Task description: All of the entries below, duplicated exactly, make up the answer.
—————
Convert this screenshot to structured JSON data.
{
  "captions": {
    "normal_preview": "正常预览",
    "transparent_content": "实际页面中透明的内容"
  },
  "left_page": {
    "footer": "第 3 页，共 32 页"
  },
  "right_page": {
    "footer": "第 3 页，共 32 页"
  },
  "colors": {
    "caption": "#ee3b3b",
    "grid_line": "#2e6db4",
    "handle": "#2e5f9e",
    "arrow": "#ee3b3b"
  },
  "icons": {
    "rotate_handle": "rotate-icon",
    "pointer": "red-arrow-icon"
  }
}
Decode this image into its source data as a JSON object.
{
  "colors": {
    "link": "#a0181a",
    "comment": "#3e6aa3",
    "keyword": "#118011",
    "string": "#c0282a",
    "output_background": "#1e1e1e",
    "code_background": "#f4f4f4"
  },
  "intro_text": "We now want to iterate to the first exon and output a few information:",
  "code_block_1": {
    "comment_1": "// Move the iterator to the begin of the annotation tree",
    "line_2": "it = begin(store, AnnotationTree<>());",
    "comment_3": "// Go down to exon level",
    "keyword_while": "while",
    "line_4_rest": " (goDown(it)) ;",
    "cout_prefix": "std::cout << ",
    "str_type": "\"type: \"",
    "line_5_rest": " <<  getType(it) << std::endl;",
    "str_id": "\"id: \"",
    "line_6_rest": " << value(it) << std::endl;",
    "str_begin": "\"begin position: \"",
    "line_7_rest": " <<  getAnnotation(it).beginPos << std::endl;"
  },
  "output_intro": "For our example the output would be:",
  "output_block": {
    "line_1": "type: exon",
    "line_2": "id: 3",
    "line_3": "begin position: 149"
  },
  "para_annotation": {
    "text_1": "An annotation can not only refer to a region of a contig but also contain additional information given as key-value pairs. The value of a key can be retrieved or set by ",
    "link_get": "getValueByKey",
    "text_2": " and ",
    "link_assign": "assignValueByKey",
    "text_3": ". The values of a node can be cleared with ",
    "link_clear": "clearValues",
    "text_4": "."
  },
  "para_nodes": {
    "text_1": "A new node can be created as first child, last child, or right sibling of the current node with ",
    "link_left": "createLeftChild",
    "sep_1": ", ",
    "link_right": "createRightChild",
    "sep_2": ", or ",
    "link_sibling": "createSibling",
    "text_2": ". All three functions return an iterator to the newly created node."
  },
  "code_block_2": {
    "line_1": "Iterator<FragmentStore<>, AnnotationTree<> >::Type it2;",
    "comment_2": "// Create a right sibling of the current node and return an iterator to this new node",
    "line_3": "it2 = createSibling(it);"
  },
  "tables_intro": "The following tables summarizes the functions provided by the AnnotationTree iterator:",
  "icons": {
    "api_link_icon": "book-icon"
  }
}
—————
Task output:
Convert this screenshot to structured JSON data.
{
  "captions": {
    "normal_preview": "正常预览",
    "transparent_content": "实际页面中透明的内容"
  },
  "left_page": {
    "footer": "第 3 页，共 32 页"
  },
  "right_page": {
    "footer": "第 3 页，共 32 页"
  },
  "colors": {
    "caption": "#ee3b3b",
    "grid_line": "#2e6db4",
    "handle": "#2e5f9e",
    "arrow": "#ee3b3b"
  },
  "icons": {
    "rotate_handle": "rotate-icon",
    "pointer": "red-arrow-icon"
  }
}
Decode this image into its source data as a JSON object.
{
  "colors": {
    "link": "#a0181a",
    "comment": "#3e6aa3",
    "keyword": "#118011",
    "string": "#c0282a",
    "output_background": "#1e1e1e",
    "code_background": "#f4f4f4"
  },
  "intro_text": "We now want to iterate to the first exon and output a few information:",
  "code_block_1": {
    "comment_1": "// Move the iterator to the begin of the annotation tree",
    "line_2": "it = begin(store, AnnotationTree<>());",
    "comment_3": "// Go down to exon level",
    "keyword_while": "while",
    "line_4_rest": " (goDown(it)) ;",
    "cout_prefix": "std::cout << ",
    "str_type": "\"type: \"",
    "line_5_rest": " <<  getType(it) << std::endl;",
    "str_id": "\"id: \"",
    "line_6_rest": " << value(it) << std::endl;",
    "str_begin": "\"begin position: \"",
    "line_7_rest": " <<  getAnnotation(it).beginPos << std::endl;"
  },
  "output_intro": "For our example the output would be:",
  "output_block": {
    "line_1": "type: exon",
    "line_2": "id: 3",
    "line_3": "begin position: 149"
  },
  "para_annotation": {
    "text_1": "An annotation can not only refer to a region of a contig but also contain additional information given as key-value pairs. The value of a key can be retrieved or set by ",
    "link_get": "getValueByKey",
    "text_2": " and ",
    "link_assign": "assignValueByKey",
    "text_3": ". The values of a node can be cleared with ",
    "link_clear": "clearValues",
    "text_4": "."
  },
  "para_nodes": {
    "text_1": "A new node can be created as first child, last child, or right sibling of the current node with ",
    "link_left": "createLeftChild",
    "sep_1": ", ",
    "link_right": "createRightChild",
    "sep_2": ", or ",
    "link_sibling": "createSibling",
    "text_2": ". All three functions return an iterator to the newly created node."
  },
  "code_block_2": {
    "line_1": "Iterator<FragmentStore<>, AnnotationTree<> >::Type it2;",
    "comment_2": "// Create a right sibling of the current node and return an iterator to this new node",
    "line_3": "it2 = createSibling(it);"
  },
  "tables_intro": "The following tables summarizes the functions provided by the AnnotationTree iterator:",
  "icons": {
    "api_link_icon": "book-icon"
  }
}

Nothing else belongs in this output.